- [PROBLEM TO WORK ON]
Copy every record exactly, leaving the pictures out.

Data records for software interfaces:

************

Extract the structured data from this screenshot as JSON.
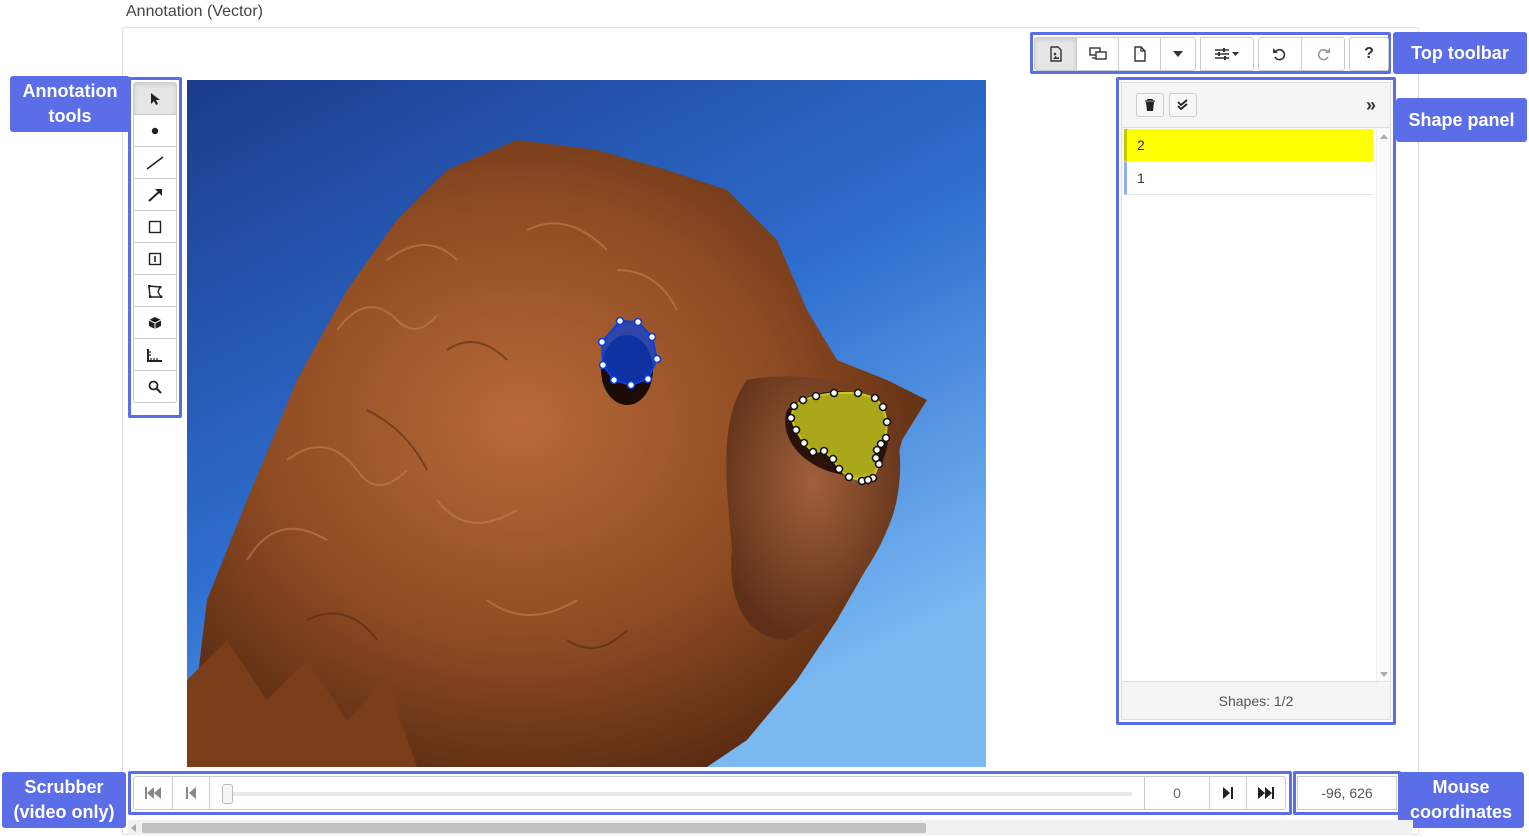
{
  "title": "Annotation (Vector)",
  "callouts": {
    "annotation_tools": "Annotation tools",
    "top_toolbar": "Top toolbar",
    "shape_panel": "Shape panel",
    "scrubber": "Scrubber (video only)",
    "mouse_coordinates": "Mouse coordinates"
  },
  "toolbar": {
    "icons": [
      "image-icon",
      "screens-icon",
      "file-icon",
      "caret-down-icon",
      "sliders-icon",
      "undo-icon",
      "redo-icon"
    ],
    "help_label": "?"
  },
  "tools": [
    "pointer-icon",
    "point-icon",
    "line-icon",
    "arrow-icon",
    "rectangle-icon",
    "text-box-icon",
    "polygon-icon",
    "cube-icon",
    "ruler-icon",
    "search-icon"
  ],
  "shape_panel": {
    "collapse_label": "»",
    "shapes": [
      {
        "label": "2",
        "color": "#ffff00",
        "selected": true
      },
      {
        "label": "1",
        "color": "#0000ff",
        "selected": false
      }
    ],
    "footer": "Shapes: 1/2"
  },
  "scrubber": {
    "frame": "0",
    "progress": 0
  },
  "mouse_coordinates": "-96, 626",
  "colors": {
    "accent": "#5b6ee8",
    "eye_shape": "#0b3fd6",
    "nose_shape": "#c8c81e"
  }
}
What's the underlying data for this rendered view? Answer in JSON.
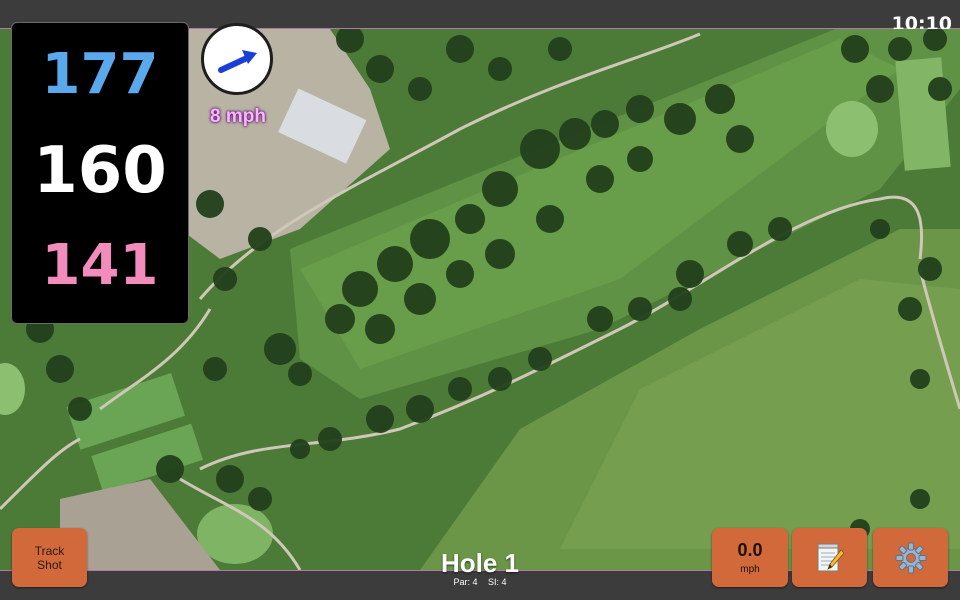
{
  "status_bar": {
    "time": "10:10"
  },
  "distances": {
    "back": "177",
    "middle": "160",
    "front": "141"
  },
  "wind": {
    "speed_label": "8 mph",
    "direction_icon": "arrow-right-up-icon"
  },
  "buttons": {
    "track_shot_line1": "Track",
    "track_shot_line2": "Shot",
    "wind_value": "0.0",
    "wind_unit": "mph",
    "notes_icon": "notepad-pencil-icon",
    "settings_icon": "gear-icon"
  },
  "hole": {
    "title": "Hole 1",
    "par_label": "Par: 4",
    "si_label": "SI: 4"
  },
  "colors": {
    "back_distance": "#5aa9ec",
    "middle_distance": "#ffffff",
    "front_distance": "#f28cbd",
    "button_orange": "#d2693a",
    "wind_label": "#f7b7ff"
  }
}
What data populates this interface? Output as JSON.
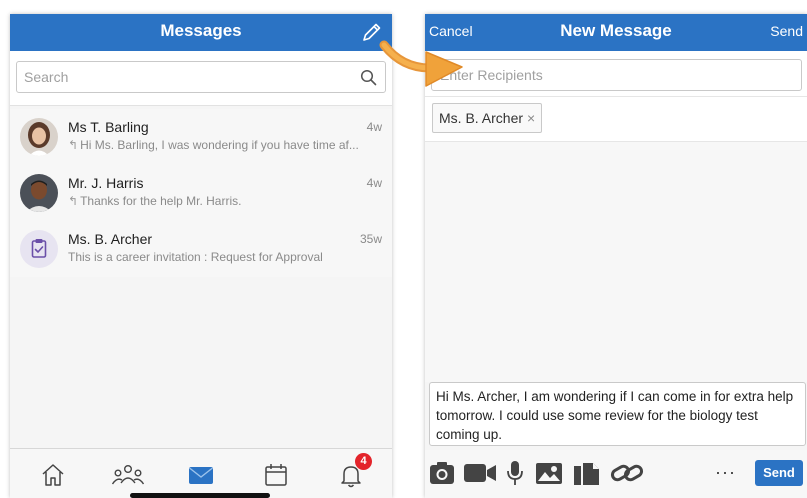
{
  "left": {
    "header_title": "Messages",
    "search_placeholder": "Search",
    "conversations": [
      {
        "name": "Ms T. Barling",
        "time": "4w",
        "preview": "Hi Ms. Barling, I was wondering if you have time af..."
      },
      {
        "name": "Mr. J. Harris",
        "time": "4w",
        "preview": "Thanks for the help Mr. Harris."
      },
      {
        "name": "Ms. B. Archer",
        "time": "35w",
        "preview": "This is a career invitation : Request for Approval"
      }
    ],
    "notification_count": "4"
  },
  "right": {
    "cancel_label": "Cancel",
    "header_title": "New Message",
    "send_label": "Send",
    "recipients_placeholder": "Enter Recipients",
    "recipient_chip": "Ms. B. Archer",
    "chip_remove": "×",
    "message_text": "Hi Ms. Archer, I am wondering if I can come in for extra help tomorrow. I could use some review for the biology test coming up.",
    "more_label": "···",
    "send_button": "Send"
  },
  "colors": {
    "accent": "#2b73c4",
    "badge": "#e3242b",
    "arrow": "#f0a23a"
  },
  "icons": [
    "edit-icon",
    "search-icon",
    "reply-icon",
    "home-icon",
    "groups-icon",
    "mail-icon",
    "calendar-icon",
    "bell-icon",
    "camera-icon",
    "video-icon",
    "mic-icon",
    "image-icon",
    "files-icon",
    "link-icon"
  ]
}
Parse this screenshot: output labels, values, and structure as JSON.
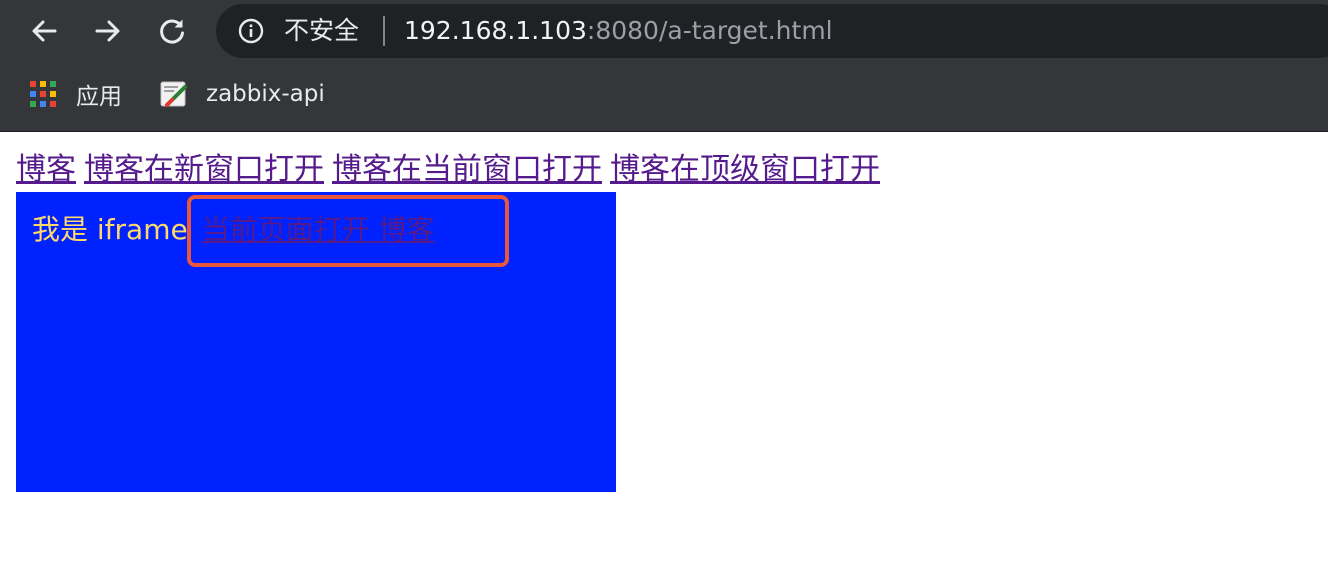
{
  "browser": {
    "omnibox": {
      "security_label": "不安全",
      "url_host": "192.168.1.103",
      "url_rest": ":8080/a-target.html"
    },
    "nav_icons": [
      "back-arrow-icon",
      "forward-arrow-icon",
      "reload-icon",
      "info-icon"
    ],
    "bookmarks": [
      {
        "icon": "apps-grid-icon",
        "label": "应用"
      },
      {
        "icon": "zabbix-favicon-icon",
        "label": "zabbix-api"
      }
    ]
  },
  "page": {
    "links": [
      {
        "label": "博客"
      },
      {
        "label": "博客在新窗口打开"
      },
      {
        "label": "博客在当前窗口打开"
      },
      {
        "label": "博客在顶级窗口打开"
      }
    ],
    "iframe": {
      "label": "我是 iframe",
      "link_label": "当前页面打开 博客"
    }
  },
  "colors": {
    "chrome_bg": "#35363a",
    "omnibox_bg": "#202124",
    "link": "#551a8b",
    "iframe_bg": "#0022ff",
    "iframe_text": "#ffd86b",
    "highlight": "#e8573c"
  }
}
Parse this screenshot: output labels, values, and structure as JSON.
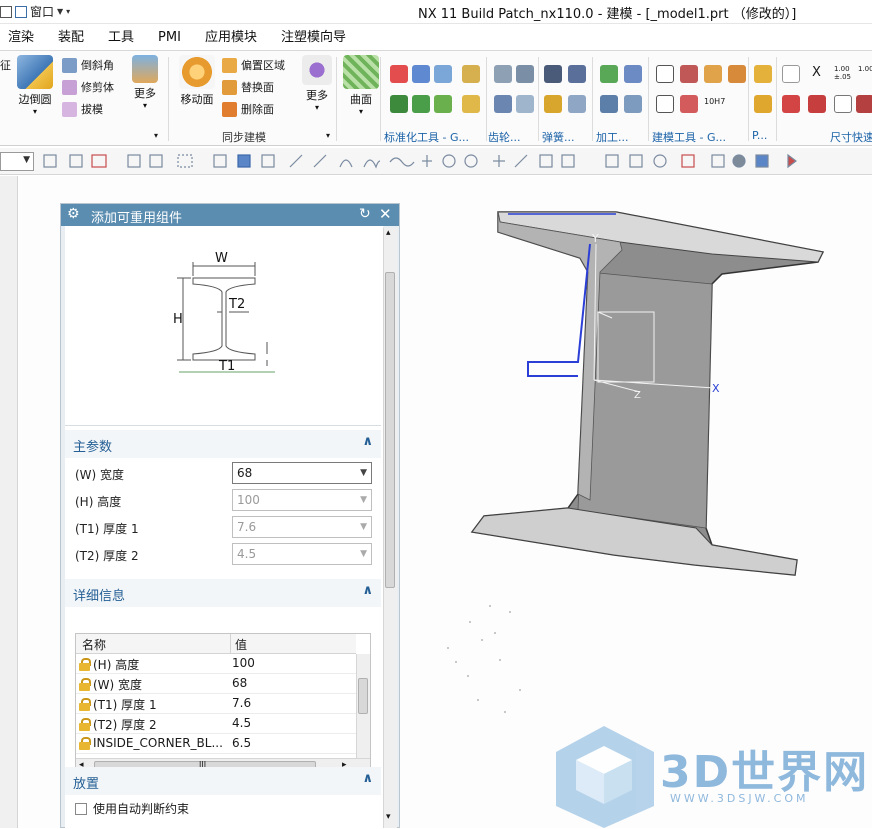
{
  "window": {
    "title": "NX 11  Build Patch_nx110.0 - 建模 - [_model1.prt （修改的）]",
    "window_menu_label": "窗口"
  },
  "tabs": [
    "渲染",
    "装配",
    "工具",
    "PMI",
    "应用模块",
    "注塑模向导"
  ],
  "ribbon": {
    "partial_left_label": "征",
    "edge_blend_label": "边倒圆",
    "chamfer_label": "倒斜角",
    "trim_body_label": "修剪体",
    "draft_label": "拔模",
    "more_label_1": "更多",
    "move_face_label": "移动面",
    "offset_region_label": "偏置区域",
    "replace_face_label": "替换面",
    "delete_face_label": "删除面",
    "more_label_2": "更多",
    "surface_label": "曲面",
    "sync_modeling_group": "同步建模",
    "standard_tools_group": "标准化工具 - G...",
    "gear_group": "齿轮...",
    "spring_group": "弹簧...",
    "machining_group": "加工...",
    "modeling_tools_group": "建模工具 - G...",
    "p_group": "P...",
    "dim_quick_group": "尺寸快速",
    "dim_val_a": "1.00\n±.05",
    "dim_val_b": "1.00",
    "tol_label": "10H7",
    "x_label": "X"
  },
  "dialog": {
    "title": "添加可重用组件",
    "preview_labels": {
      "w": "W",
      "h": "H",
      "t1": "T1",
      "t2": "T2"
    },
    "main_params_title": "主参数",
    "main_params": [
      {
        "label": "(W) 宽度",
        "value": "68",
        "enabled": true
      },
      {
        "label": "(H) 高度",
        "value": "100",
        "enabled": false
      },
      {
        "label": "(T1) 厚度 1",
        "value": "7.6",
        "enabled": false
      },
      {
        "label": "(T2) 厚度 2",
        "value": "4.5",
        "enabled": false
      }
    ],
    "details_title": "详细信息",
    "details_columns": [
      "名称",
      "值"
    ],
    "details_rows": [
      {
        "name": "(H) 高度",
        "value": "100"
      },
      {
        "name": "(W) 宽度",
        "value": "68"
      },
      {
        "name": "(T1) 厚度 1",
        "value": "7.6"
      },
      {
        "name": "(T2) 厚度 2",
        "value": "4.5"
      },
      {
        "name": "INSIDE_CORNER_BL...",
        "value": "6.5"
      }
    ],
    "hscroll_grip": "III",
    "placement_title": "放置",
    "auto_constraint_label": "使用自动判断约束"
  },
  "viewport": {
    "axis_x": "X",
    "axis_y": "Y",
    "axis_z": "Z"
  },
  "watermark": {
    "brand": "3D世界网",
    "url": "WWW.3DSJW.COM"
  },
  "colors": {
    "dialog_header": "#5a8db0",
    "section_title": "#245f95",
    "beam_face": "#8d8d8d",
    "beam_light": "#d9d9d9",
    "selection_blue": "#2b3fd6",
    "watermark": "#8fb8dd"
  }
}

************

- [FINISHED EXERCISE]
Extract the structured data from this screenshot as JSON.
{
  "title": "Annotation (Vector)",
  "callouts": {
    "annotation_tools": "Annotation tools",
    "top_toolbar": "Top toolbar",
    "shape_panel": "Shape panel",
    "scrubber": "Scrubber (video only)",
    "mouse_coordinates": "Mouse coordinates"
  },
  "toolbar": {
    "icons": [
      "image-icon",
      "screens-icon",
      "file-icon",
      "caret-down-icon",
      "sliders-icon",
      "undo-icon",
      "redo-icon"
    ],
    "help_label": "?"
  },
  "tools": [
    "pointer-icon",
    "point-icon",
    "line-icon",
    "arrow-icon",
    "rectangle-icon",
    "text-box-icon",
    "polygon-icon",
    "cube-icon",
    "ruler-icon",
    "search-icon"
  ],
  "shape_panel": {
    "collapse_label": "»",
    "shapes": [
      {
        "label": "2",
        "color": "#ffff00",
        "selected": true
      },
      {
        "label": "1",
        "color": "#0000ff",
        "selected": false
      }
    ],
    "footer": "Shapes: 1/2"
  },
  "scrubber": {
    "frame": "0",
    "progress": 0
  },
  "mouse_coordinates": "-96, 626",
  "colors": {
    "accent": "#5b6ee8",
    "eye_shape": "#0b3fd6",
    "nose_shape": "#c8c81e"
  }
}
What's the underlying data for this rendered view? Answer in JSON.
{
  "status_bar": {
    "time": "10:10"
  },
  "distances": {
    "back": "177",
    "middle": "160",
    "front": "141"
  },
  "wind": {
    "speed_label": "8 mph",
    "direction_icon": "arrow-right-up-icon"
  },
  "buttons": {
    "track_shot_line1": "Track",
    "track_shot_line2": "Shot",
    "wind_value": "0.0",
    "wind_unit": "mph",
    "notes_icon": "notepad-pencil-icon",
    "settings_icon": "gear-icon"
  },
  "hole": {
    "title": "Hole 1",
    "par_label": "Par: 4",
    "si_label": "SI: 4"
  },
  "colors": {
    "back_distance": "#5aa9ec",
    "middle_distance": "#ffffff",
    "front_distance": "#f28cbd",
    "button_orange": "#d2693a",
    "wind_label": "#f7b7ff"
  }
}
What data populates this interface? Output as JSON.
{
  "left": {
    "header_title": "Messages",
    "search_placeholder": "Search",
    "conversations": [
      {
        "name": "Ms T. Barling",
        "time": "4w",
        "preview": "Hi Ms. Barling, I was wondering if you have time af..."
      },
      {
        "name": "Mr. J. Harris",
        "time": "4w",
        "preview": "Thanks for the help Mr. Harris."
      },
      {
        "name": "Ms. B. Archer",
        "time": "35w",
        "preview": "This is a career invitation : Request for Approval"
      }
    ],
    "notification_count": "4"
  },
  "right": {
    "cancel_label": "Cancel",
    "header_title": "New Message",
    "send_label": "Send",
    "recipients_placeholder": "Enter Recipients",
    "recipient_chip": "Ms. B. Archer",
    "chip_remove": "×",
    "message_text": "Hi Ms. Archer, I am wondering if I can come in for extra help tomorrow. I could use some review for the biology test coming up.",
    "more_label": "···",
    "send_button": "Send"
  },
  "colors": {
    "accent": "#2b73c4",
    "badge": "#e3242b",
    "arrow": "#f0a23a"
  },
  "icons": [
    "edit-icon",
    "search-icon",
    "reply-icon",
    "home-icon",
    "groups-icon",
    "mail-icon",
    "calendar-icon",
    "bell-icon",
    "camera-icon",
    "video-icon",
    "mic-icon",
    "image-icon",
    "files-icon",
    "link-icon"
  ]
}
Parse this screenshot: output labels, values, and structure as JSON.
{
  "browser": {
    "omnibox": {
      "security_label": "不安全",
      "url_host": "192.168.1.103",
      "url_rest": ":8080/a-target.html"
    },
    "nav_icons": [
      "back-arrow-icon",
      "forward-arrow-icon",
      "reload-icon",
      "info-icon"
    ],
    "bookmarks": [
      {
        "icon": "apps-grid-icon",
        "label": "应用"
      },
      {
        "icon": "zabbix-favicon-icon",
        "label": "zabbix-api"
      }
    ]
  },
  "page": {
    "links": [
      {
        "label": "博客"
      },
      {
        "label": "博客在新窗口打开"
      },
      {
        "label": "博客在当前窗口打开"
      },
      {
        "label": "博客在顶级窗口打开"
      }
    ],
    "iframe": {
      "label": "我是 iframe",
      "link_label": "当前页面打开 博客"
    }
  },
  "colors": {
    "chrome_bg": "#35363a",
    "omnibox_bg": "#202124",
    "link": "#551a8b",
    "iframe_bg": "#0022ff",
    "iframe_text": "#ffd86b",
    "highlight": "#e8573c"
  }
}
Parse this screenshot: output labels, values, and structure as JSON.
{
  "window": {
    "title": "NX 11  Build Patch_nx110.0 - 建模 - [_model1.prt （修改的）]",
    "window_menu_label": "窗口"
  },
  "tabs": [
    "渲染",
    "装配",
    "工具",
    "PMI",
    "应用模块",
    "注塑模向导"
  ],
  "ribbon": {
    "partial_left_label": "征",
    "edge_blend_label": "边倒圆",
    "chamfer_label": "倒斜角",
    "trim_body_label": "修剪体",
    "draft_label": "拔模",
    "more_label_1": "更多",
    "move_face_label": "移动面",
    "offset_region_label": "偏置区域",
    "replace_face_label": "替换面",
    "delete_face_label": "删除面",
    "more_label_2": "更多",
    "surface_label": "曲面",
    "sync_modeling_group": "同步建模",
    "standard_tools_group": "标准化工具 - G...",
    "gear_group": "齿轮...",
    "spring_group": "弹簧...",
    "machining_group": "加工...",
    "modeling_tools_group": "建模工具 - G...",
    "p_group": "P...",
    "dim_quick_group": "尺寸快速",
    "dim_val_a": "1.00\n±.05",
    "dim_val_b": "1.00",
    "tol_label": "10H7",
    "x_label": "X"
  },
  "dialog": {
    "title": "添加可重用组件",
    "preview_labels": {
      "w": "W",
      "h": "H",
      "t1": "T1",
      "t2": "T2"
    },
    "main_params_title": "主参数",
    "main_params": [
      {
        "label": "(W) 宽度",
        "value": "68",
        "enabled": true
      },
      {
        "label": "(H) 高度",
        "value": "100",
        "enabled": false
      },
      {
        "label": "(T1) 厚度 1",
        "value": "7.6",
        "enabled": false
      },
      {
        "label": "(T2) 厚度 2",
        "value": "4.5",
        "enabled": false
      }
    ],
    "details_title": "详细信息",
    "details_columns": [
      "名称",
      "值"
    ],
    "details_rows": [
      {
        "name": "(H) 高度",
        "value": "100"
      },
      {
        "name": "(W) 宽度",
        "value": "68"
      },
      {
        "name": "(T1) 厚度 1",
        "value": "7.6"
      },
      {
        "name": "(T2) 厚度 2",
        "value": "4.5"
      },
      {
        "name": "INSIDE_CORNER_BL...",
        "value": "6.5"
      }
    ],
    "hscroll_grip": "III",
    "placement_title": "放置",
    "auto_constraint_label": "使用自动判断约束"
  },
  "viewport": {
    "axis_x": "X",
    "axis_y": "Y",
    "axis_z": "Z"
  },
  "watermark": {
    "brand": "3D世界网",
    "url": "WWW.3DSJW.COM"
  },
  "colors": {
    "dialog_header": "#5a8db0",
    "section_title": "#245f95",
    "beam_face": "#8d8d8d",
    "beam_light": "#d9d9d9",
    "selection_blue": "#2b3fd6",
    "watermark": "#8fb8dd"
  }
}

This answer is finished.